Work to complete: Output every record below precisely as it is written.

Information provided section start

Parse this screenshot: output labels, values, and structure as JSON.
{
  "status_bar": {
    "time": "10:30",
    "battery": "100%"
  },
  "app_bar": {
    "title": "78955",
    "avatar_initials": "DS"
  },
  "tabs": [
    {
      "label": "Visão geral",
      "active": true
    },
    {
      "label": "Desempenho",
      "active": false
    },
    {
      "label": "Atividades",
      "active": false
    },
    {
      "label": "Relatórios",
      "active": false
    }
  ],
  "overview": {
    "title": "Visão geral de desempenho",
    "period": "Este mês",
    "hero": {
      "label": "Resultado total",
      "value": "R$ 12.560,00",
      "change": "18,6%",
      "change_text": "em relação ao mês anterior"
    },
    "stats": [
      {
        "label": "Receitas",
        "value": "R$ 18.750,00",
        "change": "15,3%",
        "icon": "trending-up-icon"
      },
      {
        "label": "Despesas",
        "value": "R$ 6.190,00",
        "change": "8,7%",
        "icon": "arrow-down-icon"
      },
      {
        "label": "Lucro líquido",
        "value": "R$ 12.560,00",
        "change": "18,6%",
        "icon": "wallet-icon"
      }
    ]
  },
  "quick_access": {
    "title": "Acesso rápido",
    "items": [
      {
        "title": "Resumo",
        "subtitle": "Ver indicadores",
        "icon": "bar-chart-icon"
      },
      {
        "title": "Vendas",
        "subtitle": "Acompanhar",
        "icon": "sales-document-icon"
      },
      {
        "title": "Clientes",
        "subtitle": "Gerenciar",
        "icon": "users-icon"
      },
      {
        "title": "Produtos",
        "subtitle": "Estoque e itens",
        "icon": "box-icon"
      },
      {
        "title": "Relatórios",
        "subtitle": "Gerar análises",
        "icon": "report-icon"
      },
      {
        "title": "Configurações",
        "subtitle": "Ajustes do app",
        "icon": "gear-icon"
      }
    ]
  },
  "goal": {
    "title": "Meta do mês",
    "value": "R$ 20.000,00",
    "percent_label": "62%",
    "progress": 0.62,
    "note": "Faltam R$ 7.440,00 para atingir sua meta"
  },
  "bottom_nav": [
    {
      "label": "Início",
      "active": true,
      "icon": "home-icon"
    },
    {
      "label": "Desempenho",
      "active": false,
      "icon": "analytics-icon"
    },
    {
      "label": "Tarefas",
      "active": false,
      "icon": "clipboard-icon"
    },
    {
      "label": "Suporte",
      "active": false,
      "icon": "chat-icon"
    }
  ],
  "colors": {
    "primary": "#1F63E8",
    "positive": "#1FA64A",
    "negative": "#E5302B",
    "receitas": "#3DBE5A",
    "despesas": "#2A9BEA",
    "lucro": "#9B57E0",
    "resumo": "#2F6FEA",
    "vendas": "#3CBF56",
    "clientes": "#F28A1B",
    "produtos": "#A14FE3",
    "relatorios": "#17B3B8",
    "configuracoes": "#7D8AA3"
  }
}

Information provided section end

Written answer:
Parse this screenshot: output labels, values, and structure as JSON.
{
  "status_bar": {
    "time": "10:30",
    "battery": "100%"
  },
  "app_bar": {
    "title": "78955",
    "avatar_initials": "DS"
  },
  "tabs": [
    {
      "label": "Visão geral",
      "active": true
    },
    {
      "label": "Desempenho",
      "active": false
    },
    {
      "label": "Atividades",
      "active": false
    },
    {
      "label": "Relatórios",
      "active": false
    }
  ],
  "overview": {
    "title": "Visão geral de desempenho",
    "period": "Este mês",
    "hero": {
      "label": "Resultado total",
      "value": "R$ 12.560,00",
      "change": "18,6%",
      "change_text": "em relação ao mês anterior"
    },
    "stats": [
      {
        "label": "Receitas",
        "value": "R$ 18.750,00",
        "change": "15,3%",
        "icon": "trending-up-icon"
      },
      {
        "label": "Despesas",
        "value": "R$ 6.190,00",
        "change": "8,7%",
        "icon": "arrow-down-icon"
      },
      {
        "label": "Lucro líquido",
        "value": "R$ 12.560,00",
        "change": "18,6%",
        "icon": "wallet-icon"
      }
    ]
  },
  "quick_access": {
    "title": "Acesso rápido",
    "items": [
      {
        "title": "Resumo",
        "subtitle": "Ver indicadores",
        "icon": "bar-chart-icon"
      },
      {
        "title": "Vendas",
        "subtitle": "Acompanhar",
        "icon": "sales-document-icon"
      },
      {
        "title": "Clientes",
        "subtitle": "Gerenciar",
        "icon": "users-icon"
      },
      {
        "title": "Produtos",
        "subtitle": "Estoque e itens",
        "icon": "box-icon"
      },
      {
        "title": "Relatórios",
        "subtitle": "Gerar análises",
        "icon": "report-icon"
      },
      {
        "title": "Configurações",
        "subtitle": "Ajustes do app",
        "icon": "gear-icon"
      }
    ]
  },
  "goal": {
    "title": "Meta do mês",
    "value": "R$ 20.000,00",
    "percent_label": "62%",
    "progress": 0.62,
    "note": "Faltam R$ 7.440,00 para atingir sua meta"
  },
  "bottom_nav": [
    {
      "label": "Início",
      "active": true,
      "icon": "home-icon"
    },
    {
      "label": "Desempenho",
      "active": false,
      "icon": "analytics-icon"
    },
    {
      "label": "Tarefas",
      "active": false,
      "icon": "clipboard-icon"
    },
    {
      "label": "Suporte",
      "active": false,
      "icon": "chat-icon"
    }
  ],
  "colors": {
    "primary": "#1F63E8",
    "positive": "#1FA64A",
    "negative": "#E5302B",
    "receitas": "#3DBE5A",
    "despesas": "#2A9BEA",
    "lucro": "#9B57E0",
    "resumo": "#2F6FEA",
    "vendas": "#3CBF56",
    "clientes": "#F28A1B",
    "produtos": "#A14FE3",
    "relatorios": "#17B3B8",
    "configuracoes": "#7D8AA3"
  }
}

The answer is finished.